### ENTRIES SUPPLIED
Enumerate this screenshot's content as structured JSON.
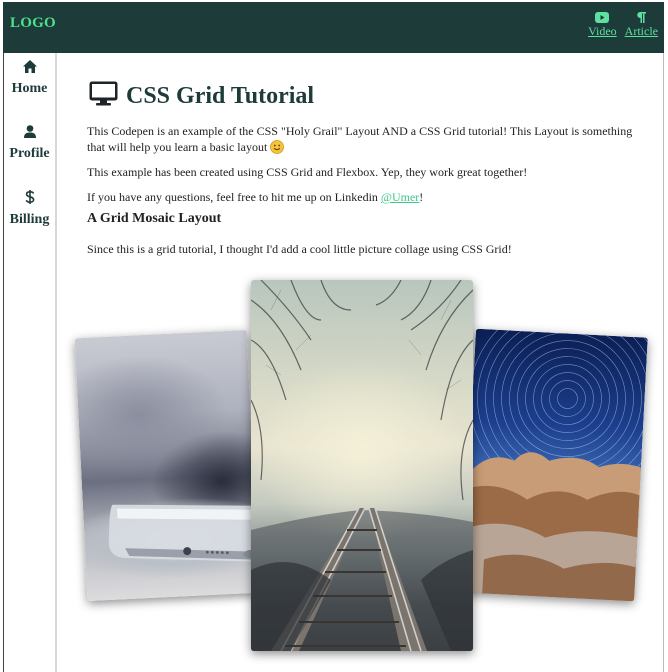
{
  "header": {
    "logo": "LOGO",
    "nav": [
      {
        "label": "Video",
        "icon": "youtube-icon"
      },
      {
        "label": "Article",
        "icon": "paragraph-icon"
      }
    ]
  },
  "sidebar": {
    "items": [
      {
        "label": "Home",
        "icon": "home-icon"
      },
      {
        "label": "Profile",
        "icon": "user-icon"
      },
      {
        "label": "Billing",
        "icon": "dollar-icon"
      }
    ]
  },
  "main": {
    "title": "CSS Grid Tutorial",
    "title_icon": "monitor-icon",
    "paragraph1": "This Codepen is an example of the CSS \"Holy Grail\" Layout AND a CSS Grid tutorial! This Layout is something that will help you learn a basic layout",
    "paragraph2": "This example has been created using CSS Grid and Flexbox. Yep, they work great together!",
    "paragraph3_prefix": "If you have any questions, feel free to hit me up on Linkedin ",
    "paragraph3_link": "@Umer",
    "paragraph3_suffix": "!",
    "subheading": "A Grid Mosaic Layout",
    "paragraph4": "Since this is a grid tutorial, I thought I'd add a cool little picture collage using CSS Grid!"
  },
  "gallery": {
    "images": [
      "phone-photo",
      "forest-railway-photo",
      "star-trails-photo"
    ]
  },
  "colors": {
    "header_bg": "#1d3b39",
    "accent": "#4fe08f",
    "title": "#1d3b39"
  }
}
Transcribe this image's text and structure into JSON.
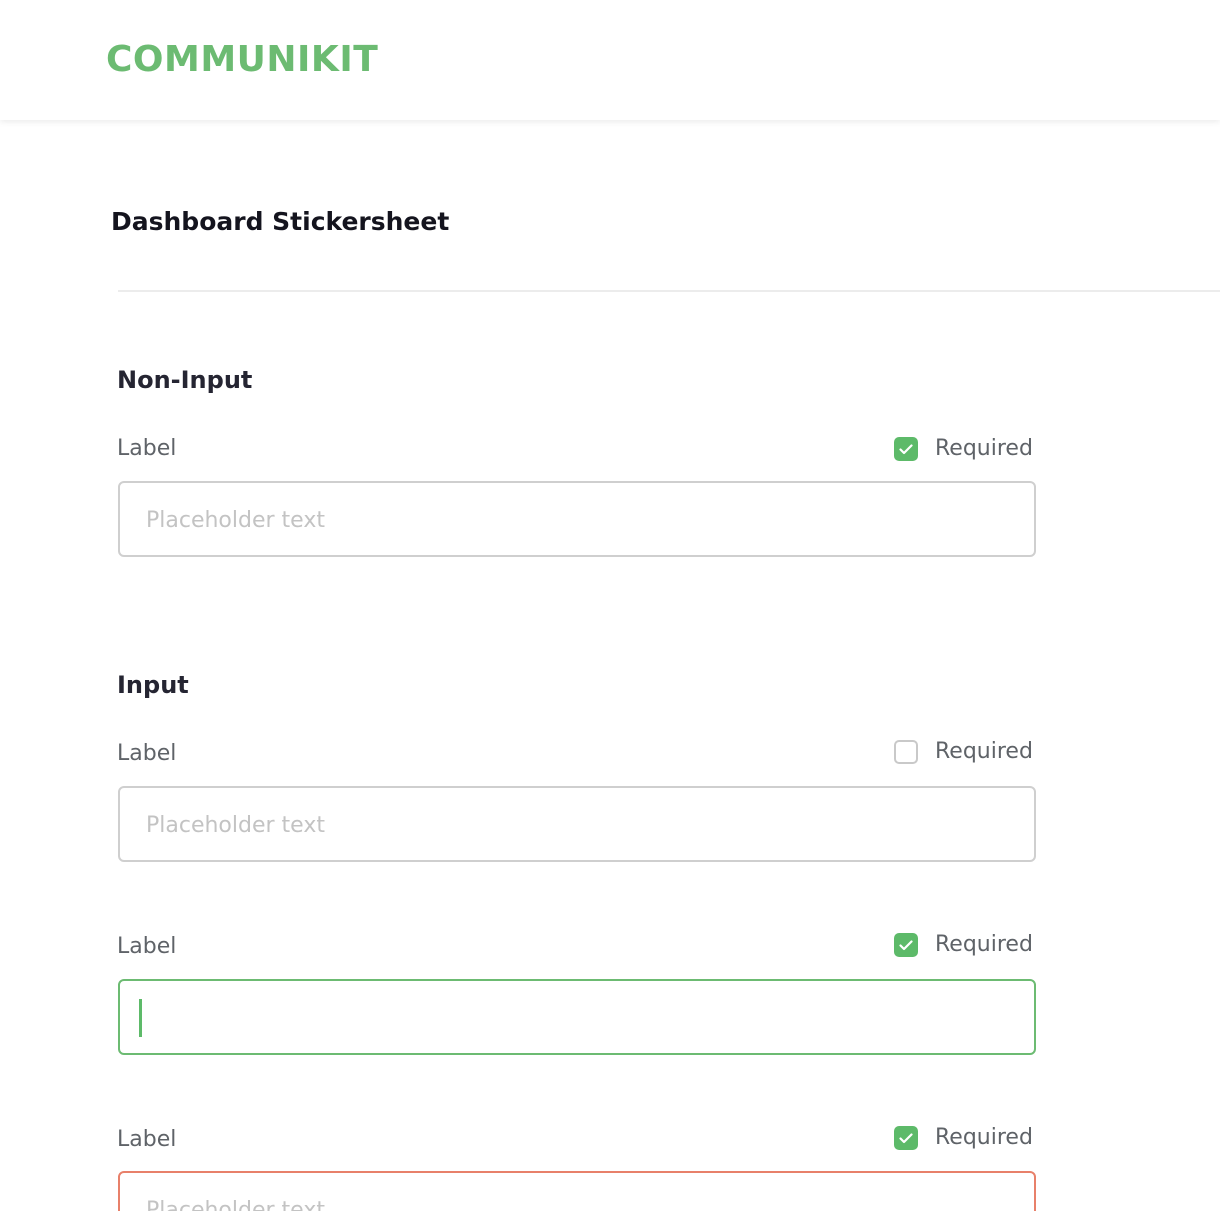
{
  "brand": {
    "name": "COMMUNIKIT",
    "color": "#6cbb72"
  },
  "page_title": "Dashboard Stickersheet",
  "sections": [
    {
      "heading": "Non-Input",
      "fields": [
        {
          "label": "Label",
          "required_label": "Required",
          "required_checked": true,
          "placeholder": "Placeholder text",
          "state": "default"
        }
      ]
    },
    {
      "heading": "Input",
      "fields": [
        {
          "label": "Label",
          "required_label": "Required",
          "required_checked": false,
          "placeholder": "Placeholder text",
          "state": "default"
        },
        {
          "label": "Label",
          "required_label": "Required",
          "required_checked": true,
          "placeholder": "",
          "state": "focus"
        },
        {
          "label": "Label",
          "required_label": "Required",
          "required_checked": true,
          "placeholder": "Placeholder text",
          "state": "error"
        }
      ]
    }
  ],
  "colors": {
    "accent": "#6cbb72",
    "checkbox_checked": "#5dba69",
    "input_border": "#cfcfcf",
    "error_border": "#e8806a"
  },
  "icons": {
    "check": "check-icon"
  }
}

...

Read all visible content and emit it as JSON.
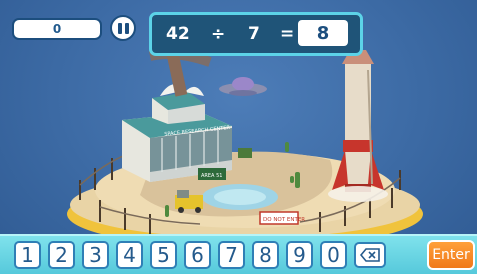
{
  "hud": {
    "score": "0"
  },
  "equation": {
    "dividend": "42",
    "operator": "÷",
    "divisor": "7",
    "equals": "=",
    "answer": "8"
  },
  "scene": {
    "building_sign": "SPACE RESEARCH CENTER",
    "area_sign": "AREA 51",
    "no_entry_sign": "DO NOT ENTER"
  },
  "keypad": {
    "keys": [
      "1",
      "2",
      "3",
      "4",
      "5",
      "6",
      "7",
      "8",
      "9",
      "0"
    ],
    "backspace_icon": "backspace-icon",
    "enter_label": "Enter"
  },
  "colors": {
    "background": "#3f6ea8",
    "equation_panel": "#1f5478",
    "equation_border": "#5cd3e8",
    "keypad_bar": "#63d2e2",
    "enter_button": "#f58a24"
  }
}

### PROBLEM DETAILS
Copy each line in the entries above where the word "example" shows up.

### WRITTEN ANSWER
    "paragraph1": "This Codepen is an example of the CSS \"Holy Grail\" Layout AND a CSS Grid tutorial! This Layout is something that will help you learn a basic layout",
    "paragraph2": "This example has been created using CSS Grid and Flexbox. Yep, they work great together!",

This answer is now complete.